### [DATA EXTRACTS]
****************
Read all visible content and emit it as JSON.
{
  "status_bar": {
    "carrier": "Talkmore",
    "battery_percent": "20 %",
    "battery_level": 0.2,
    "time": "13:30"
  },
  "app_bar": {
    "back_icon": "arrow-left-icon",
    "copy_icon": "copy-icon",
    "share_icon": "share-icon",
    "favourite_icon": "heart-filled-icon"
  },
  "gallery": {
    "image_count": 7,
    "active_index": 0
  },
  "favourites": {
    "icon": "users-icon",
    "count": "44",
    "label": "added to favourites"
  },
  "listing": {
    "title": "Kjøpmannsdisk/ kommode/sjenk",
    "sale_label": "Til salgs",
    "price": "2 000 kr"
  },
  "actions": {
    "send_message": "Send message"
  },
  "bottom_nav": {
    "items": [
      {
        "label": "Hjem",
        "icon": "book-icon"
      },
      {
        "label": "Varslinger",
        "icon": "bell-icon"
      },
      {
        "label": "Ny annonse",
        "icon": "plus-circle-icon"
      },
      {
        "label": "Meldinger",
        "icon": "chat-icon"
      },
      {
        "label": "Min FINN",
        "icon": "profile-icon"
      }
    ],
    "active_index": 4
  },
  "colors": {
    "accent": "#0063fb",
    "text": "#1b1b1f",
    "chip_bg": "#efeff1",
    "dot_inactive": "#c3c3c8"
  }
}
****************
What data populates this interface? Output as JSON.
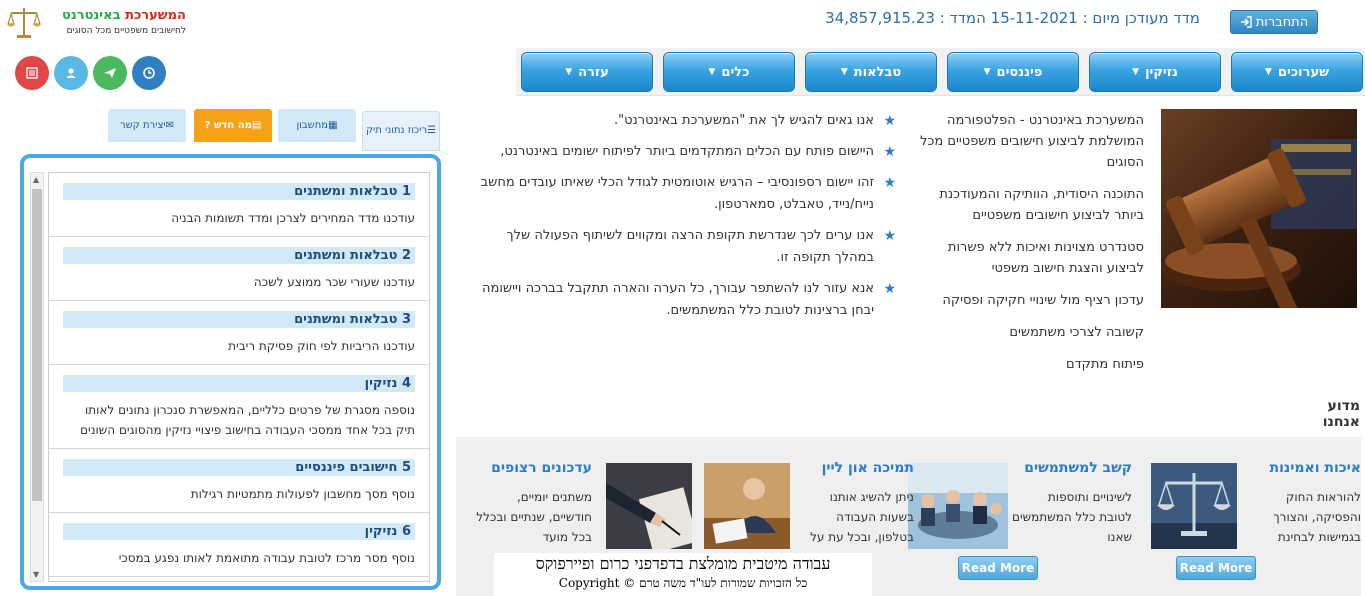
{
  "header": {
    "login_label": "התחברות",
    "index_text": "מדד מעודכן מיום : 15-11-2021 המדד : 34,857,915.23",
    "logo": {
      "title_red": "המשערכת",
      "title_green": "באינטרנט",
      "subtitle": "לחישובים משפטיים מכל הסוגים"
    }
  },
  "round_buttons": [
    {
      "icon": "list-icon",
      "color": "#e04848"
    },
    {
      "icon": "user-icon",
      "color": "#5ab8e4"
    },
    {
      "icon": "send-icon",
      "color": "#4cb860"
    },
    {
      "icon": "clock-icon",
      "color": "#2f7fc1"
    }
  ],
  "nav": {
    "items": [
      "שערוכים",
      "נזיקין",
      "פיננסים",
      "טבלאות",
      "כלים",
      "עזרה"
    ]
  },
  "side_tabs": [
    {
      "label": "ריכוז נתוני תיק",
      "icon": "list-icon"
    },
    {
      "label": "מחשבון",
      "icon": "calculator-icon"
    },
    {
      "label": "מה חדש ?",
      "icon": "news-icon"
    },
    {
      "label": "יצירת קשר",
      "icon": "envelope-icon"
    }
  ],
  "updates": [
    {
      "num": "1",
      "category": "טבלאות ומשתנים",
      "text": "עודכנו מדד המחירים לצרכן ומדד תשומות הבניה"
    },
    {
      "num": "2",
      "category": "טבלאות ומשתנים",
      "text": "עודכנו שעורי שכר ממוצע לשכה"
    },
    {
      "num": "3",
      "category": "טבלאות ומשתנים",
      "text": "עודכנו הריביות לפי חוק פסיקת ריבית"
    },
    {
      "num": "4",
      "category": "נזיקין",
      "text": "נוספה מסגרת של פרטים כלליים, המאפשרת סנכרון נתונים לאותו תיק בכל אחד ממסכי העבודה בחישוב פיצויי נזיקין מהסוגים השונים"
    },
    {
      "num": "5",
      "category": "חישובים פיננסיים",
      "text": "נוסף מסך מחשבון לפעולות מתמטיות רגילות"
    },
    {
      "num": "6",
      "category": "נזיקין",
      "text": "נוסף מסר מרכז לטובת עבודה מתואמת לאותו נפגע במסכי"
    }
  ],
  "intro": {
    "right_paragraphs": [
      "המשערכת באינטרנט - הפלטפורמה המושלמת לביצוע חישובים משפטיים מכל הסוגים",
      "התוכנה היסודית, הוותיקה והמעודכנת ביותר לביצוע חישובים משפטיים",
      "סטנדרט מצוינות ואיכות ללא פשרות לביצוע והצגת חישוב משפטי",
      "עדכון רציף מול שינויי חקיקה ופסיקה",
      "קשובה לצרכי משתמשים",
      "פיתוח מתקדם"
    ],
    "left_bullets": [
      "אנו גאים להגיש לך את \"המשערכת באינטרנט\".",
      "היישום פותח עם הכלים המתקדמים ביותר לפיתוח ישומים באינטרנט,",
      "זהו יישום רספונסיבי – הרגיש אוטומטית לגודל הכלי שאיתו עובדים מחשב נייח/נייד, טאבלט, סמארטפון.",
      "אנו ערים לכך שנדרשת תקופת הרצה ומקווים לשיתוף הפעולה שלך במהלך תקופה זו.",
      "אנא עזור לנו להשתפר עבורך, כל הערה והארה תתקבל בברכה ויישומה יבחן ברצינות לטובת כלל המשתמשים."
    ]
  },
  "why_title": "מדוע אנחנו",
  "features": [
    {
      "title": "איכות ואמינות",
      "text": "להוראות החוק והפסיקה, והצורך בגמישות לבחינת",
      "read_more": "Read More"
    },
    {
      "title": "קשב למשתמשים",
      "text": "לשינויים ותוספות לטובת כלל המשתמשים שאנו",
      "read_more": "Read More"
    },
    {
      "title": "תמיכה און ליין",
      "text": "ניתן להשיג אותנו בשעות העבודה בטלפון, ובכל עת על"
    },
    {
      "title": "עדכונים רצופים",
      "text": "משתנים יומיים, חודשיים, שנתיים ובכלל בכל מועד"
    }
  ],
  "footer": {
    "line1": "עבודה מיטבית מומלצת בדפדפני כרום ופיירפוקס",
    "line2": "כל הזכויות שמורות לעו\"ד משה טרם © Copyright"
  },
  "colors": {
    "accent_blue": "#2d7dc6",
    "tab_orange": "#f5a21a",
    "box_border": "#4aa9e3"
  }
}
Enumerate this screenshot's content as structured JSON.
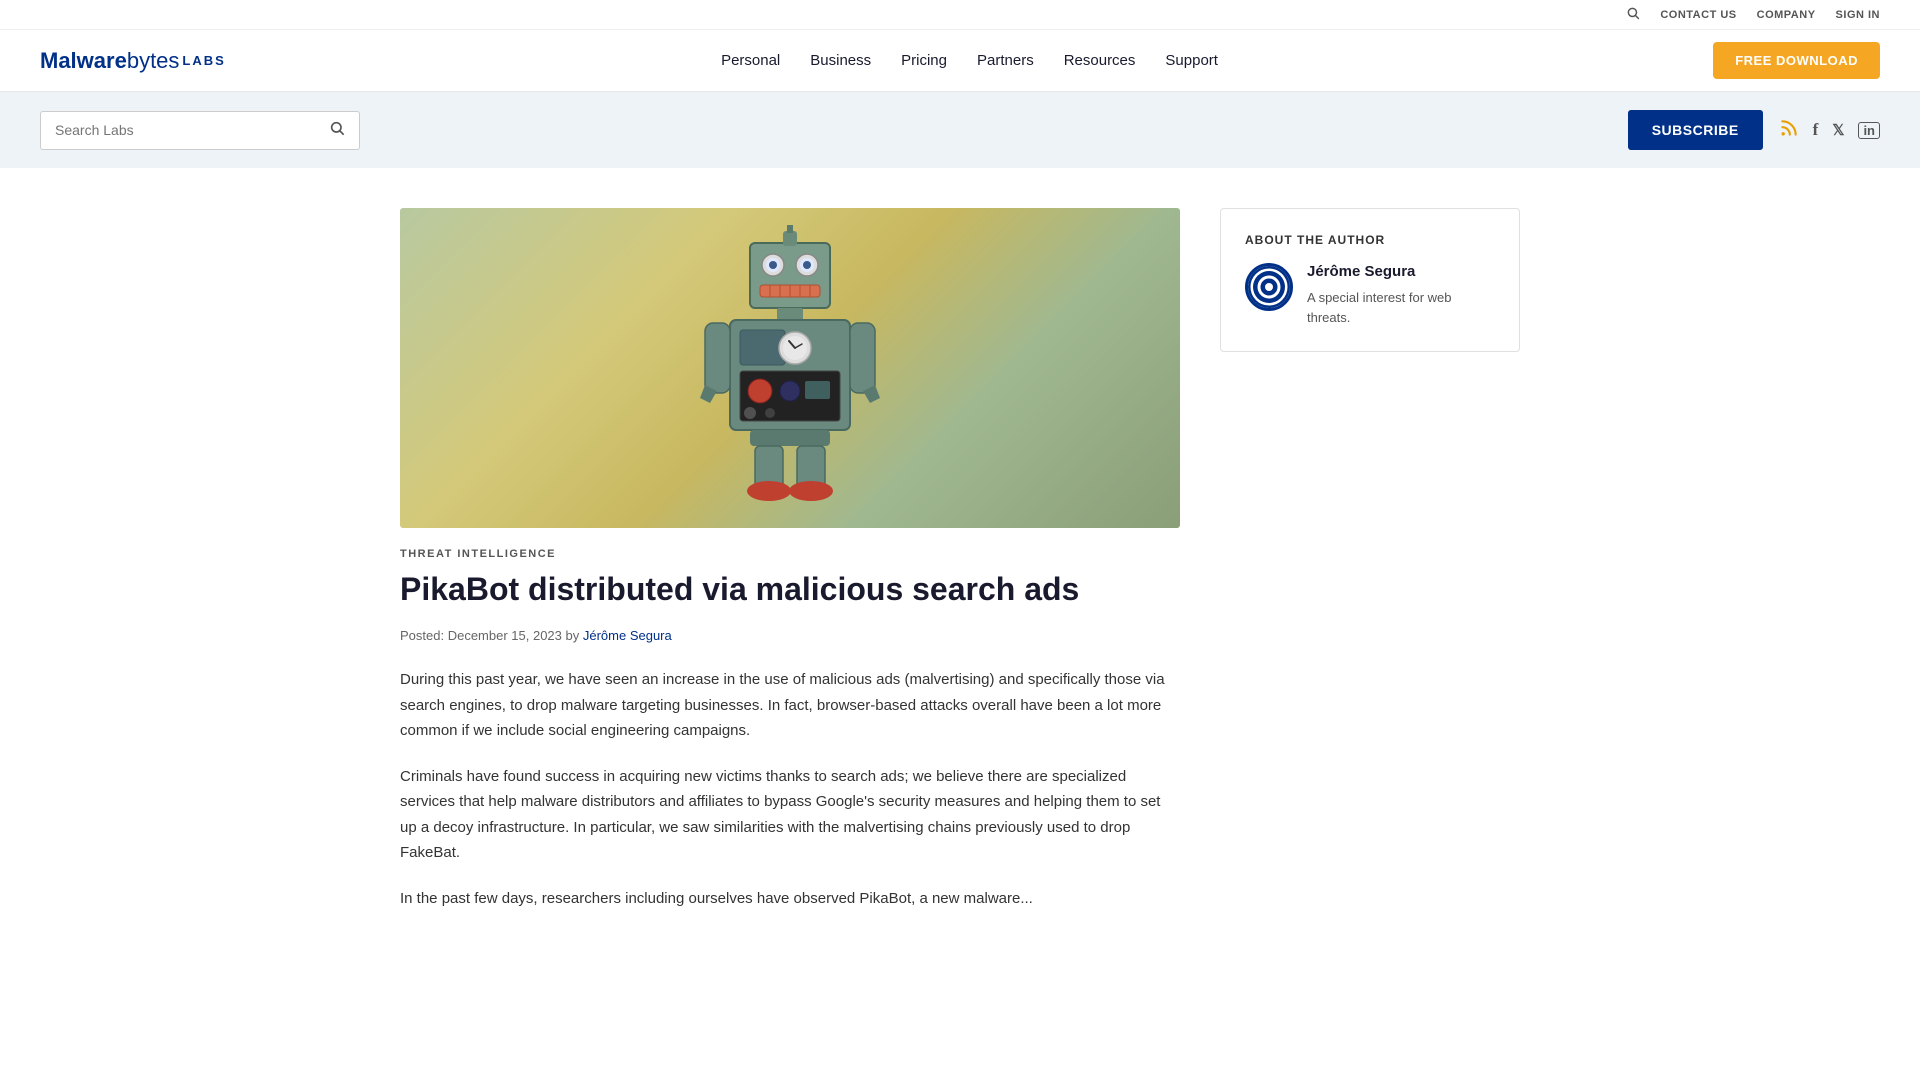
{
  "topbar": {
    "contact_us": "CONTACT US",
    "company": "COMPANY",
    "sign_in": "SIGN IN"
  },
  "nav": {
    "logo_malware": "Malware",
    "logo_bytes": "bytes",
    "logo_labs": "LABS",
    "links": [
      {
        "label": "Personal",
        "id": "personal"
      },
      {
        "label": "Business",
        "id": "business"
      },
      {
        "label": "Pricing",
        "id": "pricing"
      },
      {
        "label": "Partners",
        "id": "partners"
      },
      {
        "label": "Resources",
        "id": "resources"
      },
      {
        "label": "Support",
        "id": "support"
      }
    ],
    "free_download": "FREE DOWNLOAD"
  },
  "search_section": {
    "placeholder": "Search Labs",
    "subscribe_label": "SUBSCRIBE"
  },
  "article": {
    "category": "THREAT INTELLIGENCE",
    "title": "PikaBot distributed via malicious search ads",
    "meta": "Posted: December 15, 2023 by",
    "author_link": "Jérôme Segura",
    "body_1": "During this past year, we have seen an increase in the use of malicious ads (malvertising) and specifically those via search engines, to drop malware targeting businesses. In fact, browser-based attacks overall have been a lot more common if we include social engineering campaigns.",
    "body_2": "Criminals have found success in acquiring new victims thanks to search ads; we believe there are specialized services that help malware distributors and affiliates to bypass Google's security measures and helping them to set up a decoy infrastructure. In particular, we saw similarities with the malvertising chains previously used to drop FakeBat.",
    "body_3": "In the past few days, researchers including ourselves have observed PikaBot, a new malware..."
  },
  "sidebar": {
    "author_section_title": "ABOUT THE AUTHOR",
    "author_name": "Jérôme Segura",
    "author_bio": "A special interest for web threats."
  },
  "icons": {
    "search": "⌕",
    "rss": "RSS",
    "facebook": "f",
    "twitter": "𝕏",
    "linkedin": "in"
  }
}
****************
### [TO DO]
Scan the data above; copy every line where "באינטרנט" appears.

### [RESPONSE TO THIS TASK]
      "title_green": "באינטרנט",
      "המשערכת באינטרנט - הפלטפורמה המושלמת לביצוע חישובים משפטיים מכל הסוגים",
      "אנו גאים להגיש לך את \"המשערכת באינטרנט\".",
      "היישום פותח עם הכלים המתקדמים ביותר לפיתוח ישומים באינטרנט,",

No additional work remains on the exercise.